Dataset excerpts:
-- Opening Marker --
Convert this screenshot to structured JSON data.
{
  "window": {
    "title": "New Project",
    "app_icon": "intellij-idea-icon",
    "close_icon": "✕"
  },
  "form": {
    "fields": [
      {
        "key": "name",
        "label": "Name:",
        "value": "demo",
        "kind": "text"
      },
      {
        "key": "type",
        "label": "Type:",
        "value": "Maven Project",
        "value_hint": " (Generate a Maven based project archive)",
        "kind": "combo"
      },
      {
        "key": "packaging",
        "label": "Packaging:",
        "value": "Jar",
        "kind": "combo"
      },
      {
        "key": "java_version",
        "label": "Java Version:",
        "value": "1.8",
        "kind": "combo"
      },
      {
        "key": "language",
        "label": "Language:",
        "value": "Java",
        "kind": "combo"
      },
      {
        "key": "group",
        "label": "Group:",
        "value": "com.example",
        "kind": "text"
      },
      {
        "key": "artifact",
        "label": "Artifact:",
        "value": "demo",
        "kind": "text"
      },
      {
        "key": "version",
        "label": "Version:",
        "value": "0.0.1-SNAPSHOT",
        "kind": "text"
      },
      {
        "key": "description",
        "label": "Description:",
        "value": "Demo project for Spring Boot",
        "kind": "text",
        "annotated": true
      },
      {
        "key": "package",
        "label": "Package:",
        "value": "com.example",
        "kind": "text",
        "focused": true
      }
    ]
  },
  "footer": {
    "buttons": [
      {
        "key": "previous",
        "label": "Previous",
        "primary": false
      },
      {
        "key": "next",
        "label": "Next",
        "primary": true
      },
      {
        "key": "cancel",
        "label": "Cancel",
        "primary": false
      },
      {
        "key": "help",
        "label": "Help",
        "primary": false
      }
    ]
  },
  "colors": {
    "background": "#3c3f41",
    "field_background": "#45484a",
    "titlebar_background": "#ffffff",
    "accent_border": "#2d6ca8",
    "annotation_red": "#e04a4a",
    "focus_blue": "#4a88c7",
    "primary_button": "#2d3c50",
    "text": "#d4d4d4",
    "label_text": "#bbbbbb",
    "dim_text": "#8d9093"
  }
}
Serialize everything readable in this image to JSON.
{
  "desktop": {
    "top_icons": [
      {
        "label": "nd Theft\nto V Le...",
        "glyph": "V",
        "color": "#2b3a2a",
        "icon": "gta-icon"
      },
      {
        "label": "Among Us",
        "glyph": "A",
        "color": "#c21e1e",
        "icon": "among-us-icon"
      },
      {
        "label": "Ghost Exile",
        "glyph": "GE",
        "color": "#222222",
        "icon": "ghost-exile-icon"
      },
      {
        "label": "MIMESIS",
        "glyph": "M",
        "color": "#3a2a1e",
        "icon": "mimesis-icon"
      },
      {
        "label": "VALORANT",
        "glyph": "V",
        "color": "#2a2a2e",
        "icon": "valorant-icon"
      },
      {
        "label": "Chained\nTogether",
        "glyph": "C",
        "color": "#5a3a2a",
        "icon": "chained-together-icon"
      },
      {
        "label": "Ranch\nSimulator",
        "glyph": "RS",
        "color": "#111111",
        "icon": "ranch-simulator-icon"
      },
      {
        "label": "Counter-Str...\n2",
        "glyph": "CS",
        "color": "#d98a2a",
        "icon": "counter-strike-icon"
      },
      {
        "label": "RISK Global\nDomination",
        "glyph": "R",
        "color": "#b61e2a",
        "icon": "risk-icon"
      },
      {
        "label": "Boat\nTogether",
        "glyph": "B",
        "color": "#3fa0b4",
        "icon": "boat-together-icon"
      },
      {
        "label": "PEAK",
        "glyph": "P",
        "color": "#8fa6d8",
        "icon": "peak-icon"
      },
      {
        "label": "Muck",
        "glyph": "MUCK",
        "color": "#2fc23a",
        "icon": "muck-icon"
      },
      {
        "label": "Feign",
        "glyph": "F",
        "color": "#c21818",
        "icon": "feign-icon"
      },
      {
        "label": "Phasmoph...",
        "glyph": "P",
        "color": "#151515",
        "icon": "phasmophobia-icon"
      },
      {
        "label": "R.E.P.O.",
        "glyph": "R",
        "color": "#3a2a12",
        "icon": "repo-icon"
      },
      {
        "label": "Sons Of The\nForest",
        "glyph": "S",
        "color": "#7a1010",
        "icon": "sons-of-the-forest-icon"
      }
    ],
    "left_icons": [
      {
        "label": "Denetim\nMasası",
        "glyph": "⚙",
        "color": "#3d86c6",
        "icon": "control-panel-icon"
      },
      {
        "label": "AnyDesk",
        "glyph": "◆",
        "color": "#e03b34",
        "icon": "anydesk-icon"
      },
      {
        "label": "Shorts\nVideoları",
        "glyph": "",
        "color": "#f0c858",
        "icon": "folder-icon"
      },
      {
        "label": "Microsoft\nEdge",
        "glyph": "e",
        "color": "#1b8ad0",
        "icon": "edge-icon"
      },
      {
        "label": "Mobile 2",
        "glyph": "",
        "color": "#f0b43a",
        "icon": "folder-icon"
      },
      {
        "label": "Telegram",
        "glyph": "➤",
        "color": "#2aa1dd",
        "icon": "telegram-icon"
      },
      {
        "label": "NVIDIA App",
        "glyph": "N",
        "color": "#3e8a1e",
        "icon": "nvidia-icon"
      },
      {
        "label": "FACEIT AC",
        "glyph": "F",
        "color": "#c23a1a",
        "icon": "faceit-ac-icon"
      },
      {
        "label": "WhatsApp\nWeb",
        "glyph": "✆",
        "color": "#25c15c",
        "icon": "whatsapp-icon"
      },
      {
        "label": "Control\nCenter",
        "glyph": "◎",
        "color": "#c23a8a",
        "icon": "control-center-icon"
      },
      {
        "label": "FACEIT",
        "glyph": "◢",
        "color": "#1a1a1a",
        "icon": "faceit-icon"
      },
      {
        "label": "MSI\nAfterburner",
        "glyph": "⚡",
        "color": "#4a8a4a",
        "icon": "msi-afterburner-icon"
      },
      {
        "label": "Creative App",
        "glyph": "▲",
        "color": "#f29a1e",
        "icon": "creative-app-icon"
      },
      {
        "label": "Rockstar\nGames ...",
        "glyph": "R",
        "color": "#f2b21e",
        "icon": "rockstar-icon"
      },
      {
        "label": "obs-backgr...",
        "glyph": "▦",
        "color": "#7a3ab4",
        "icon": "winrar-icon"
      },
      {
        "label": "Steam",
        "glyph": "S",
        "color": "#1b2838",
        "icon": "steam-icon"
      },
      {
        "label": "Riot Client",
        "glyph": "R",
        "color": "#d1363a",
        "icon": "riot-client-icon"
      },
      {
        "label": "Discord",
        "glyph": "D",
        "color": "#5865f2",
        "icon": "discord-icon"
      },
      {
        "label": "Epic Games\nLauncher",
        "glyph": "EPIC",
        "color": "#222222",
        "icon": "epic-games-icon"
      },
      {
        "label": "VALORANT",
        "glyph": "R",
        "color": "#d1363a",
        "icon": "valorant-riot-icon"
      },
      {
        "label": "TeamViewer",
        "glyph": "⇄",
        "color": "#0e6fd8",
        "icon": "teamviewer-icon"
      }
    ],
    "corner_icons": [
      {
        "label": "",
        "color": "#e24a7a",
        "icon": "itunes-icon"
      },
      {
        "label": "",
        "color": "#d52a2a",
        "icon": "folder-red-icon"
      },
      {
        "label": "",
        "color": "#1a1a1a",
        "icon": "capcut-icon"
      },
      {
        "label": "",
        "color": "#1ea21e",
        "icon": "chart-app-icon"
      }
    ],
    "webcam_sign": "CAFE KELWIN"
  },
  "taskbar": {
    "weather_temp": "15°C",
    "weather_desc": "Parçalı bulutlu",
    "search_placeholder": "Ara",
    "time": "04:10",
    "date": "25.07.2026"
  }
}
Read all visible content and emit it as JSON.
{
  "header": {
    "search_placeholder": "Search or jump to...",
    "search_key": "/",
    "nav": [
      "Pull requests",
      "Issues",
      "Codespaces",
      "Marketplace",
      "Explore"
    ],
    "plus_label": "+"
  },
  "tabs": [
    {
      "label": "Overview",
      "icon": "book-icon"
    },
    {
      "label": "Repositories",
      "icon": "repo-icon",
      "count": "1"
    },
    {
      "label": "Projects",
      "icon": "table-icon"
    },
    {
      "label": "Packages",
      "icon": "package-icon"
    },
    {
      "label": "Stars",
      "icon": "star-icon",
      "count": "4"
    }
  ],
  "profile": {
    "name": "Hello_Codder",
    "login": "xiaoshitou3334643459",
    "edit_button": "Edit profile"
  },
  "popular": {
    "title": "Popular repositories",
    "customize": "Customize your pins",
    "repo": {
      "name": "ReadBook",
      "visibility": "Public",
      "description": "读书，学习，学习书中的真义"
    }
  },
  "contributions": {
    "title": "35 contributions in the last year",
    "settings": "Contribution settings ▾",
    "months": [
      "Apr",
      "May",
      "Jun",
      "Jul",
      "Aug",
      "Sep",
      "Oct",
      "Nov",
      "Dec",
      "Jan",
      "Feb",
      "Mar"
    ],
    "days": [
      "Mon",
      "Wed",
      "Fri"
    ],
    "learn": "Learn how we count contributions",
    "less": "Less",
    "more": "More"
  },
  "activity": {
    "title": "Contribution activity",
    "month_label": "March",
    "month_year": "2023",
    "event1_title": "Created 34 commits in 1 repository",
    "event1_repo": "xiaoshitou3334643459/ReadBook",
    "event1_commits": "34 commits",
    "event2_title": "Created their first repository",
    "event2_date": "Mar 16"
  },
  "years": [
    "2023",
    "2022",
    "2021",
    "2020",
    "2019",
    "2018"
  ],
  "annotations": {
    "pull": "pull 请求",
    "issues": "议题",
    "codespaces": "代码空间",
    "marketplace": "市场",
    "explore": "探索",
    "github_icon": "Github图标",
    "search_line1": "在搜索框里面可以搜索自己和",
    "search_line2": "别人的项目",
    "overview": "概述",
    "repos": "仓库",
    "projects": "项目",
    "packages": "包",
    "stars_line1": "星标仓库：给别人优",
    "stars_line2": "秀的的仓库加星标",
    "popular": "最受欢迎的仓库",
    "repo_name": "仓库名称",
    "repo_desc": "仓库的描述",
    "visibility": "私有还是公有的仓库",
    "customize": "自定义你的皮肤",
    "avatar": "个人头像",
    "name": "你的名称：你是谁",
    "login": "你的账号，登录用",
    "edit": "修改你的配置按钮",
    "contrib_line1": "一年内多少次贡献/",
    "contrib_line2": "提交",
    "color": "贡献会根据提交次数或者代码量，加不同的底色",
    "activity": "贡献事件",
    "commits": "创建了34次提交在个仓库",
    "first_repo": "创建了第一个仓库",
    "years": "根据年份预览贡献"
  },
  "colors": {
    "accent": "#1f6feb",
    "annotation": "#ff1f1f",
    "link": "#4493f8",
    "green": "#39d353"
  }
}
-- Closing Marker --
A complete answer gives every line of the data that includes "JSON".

[ANSWER TO THIS TASK]:
Convert this screenshot to structured JSON data.
Serialize everything readable in this image to JSON.
Read all visible content and emit it as JSON.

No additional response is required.